*** Input material Section Begins ***

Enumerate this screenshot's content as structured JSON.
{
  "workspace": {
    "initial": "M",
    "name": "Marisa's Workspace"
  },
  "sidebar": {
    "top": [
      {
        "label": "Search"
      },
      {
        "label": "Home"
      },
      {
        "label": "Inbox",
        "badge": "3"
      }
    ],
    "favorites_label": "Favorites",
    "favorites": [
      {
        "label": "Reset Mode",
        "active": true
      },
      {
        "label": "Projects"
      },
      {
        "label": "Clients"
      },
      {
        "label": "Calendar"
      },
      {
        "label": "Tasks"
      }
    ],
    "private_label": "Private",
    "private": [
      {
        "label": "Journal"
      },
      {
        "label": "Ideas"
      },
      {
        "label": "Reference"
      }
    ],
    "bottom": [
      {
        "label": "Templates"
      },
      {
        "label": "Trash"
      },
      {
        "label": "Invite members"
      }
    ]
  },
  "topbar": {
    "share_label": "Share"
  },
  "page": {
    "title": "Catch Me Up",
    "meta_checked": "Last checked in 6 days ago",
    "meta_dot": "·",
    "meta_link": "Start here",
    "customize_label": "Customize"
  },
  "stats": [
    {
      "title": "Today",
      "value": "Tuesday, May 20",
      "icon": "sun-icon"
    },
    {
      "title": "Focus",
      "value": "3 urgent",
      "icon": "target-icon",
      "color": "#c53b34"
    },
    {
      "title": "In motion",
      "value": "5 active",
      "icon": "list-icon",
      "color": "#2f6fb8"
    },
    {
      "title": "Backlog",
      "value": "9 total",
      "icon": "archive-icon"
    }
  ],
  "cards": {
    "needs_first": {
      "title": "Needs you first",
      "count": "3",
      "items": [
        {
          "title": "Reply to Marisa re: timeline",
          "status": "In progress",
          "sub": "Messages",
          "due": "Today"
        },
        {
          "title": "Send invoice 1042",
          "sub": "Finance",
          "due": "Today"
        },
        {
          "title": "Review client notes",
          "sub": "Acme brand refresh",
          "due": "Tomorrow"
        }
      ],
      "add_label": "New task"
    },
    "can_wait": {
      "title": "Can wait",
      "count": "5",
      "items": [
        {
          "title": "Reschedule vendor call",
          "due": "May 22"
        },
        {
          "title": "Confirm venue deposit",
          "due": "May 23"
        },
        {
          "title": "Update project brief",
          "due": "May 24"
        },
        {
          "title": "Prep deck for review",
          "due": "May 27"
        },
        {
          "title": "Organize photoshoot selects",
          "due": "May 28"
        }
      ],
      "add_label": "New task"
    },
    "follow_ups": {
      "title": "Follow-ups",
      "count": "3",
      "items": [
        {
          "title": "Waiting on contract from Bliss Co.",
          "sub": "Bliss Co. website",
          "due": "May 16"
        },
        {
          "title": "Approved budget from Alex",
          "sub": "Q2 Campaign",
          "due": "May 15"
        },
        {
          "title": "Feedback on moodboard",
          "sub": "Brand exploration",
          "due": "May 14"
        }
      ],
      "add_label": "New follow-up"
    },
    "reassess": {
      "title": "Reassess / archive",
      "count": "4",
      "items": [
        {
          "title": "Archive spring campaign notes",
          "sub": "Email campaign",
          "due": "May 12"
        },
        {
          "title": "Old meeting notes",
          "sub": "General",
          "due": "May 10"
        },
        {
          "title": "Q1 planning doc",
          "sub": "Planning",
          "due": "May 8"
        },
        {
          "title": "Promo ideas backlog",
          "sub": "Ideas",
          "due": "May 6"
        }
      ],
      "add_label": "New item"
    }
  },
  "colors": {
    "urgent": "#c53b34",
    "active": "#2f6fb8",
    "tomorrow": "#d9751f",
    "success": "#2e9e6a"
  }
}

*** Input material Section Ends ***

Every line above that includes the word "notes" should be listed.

          "title": "Review client notes",
          "title": "Archive spring campaign notes",
          "title": "Old meeting notes",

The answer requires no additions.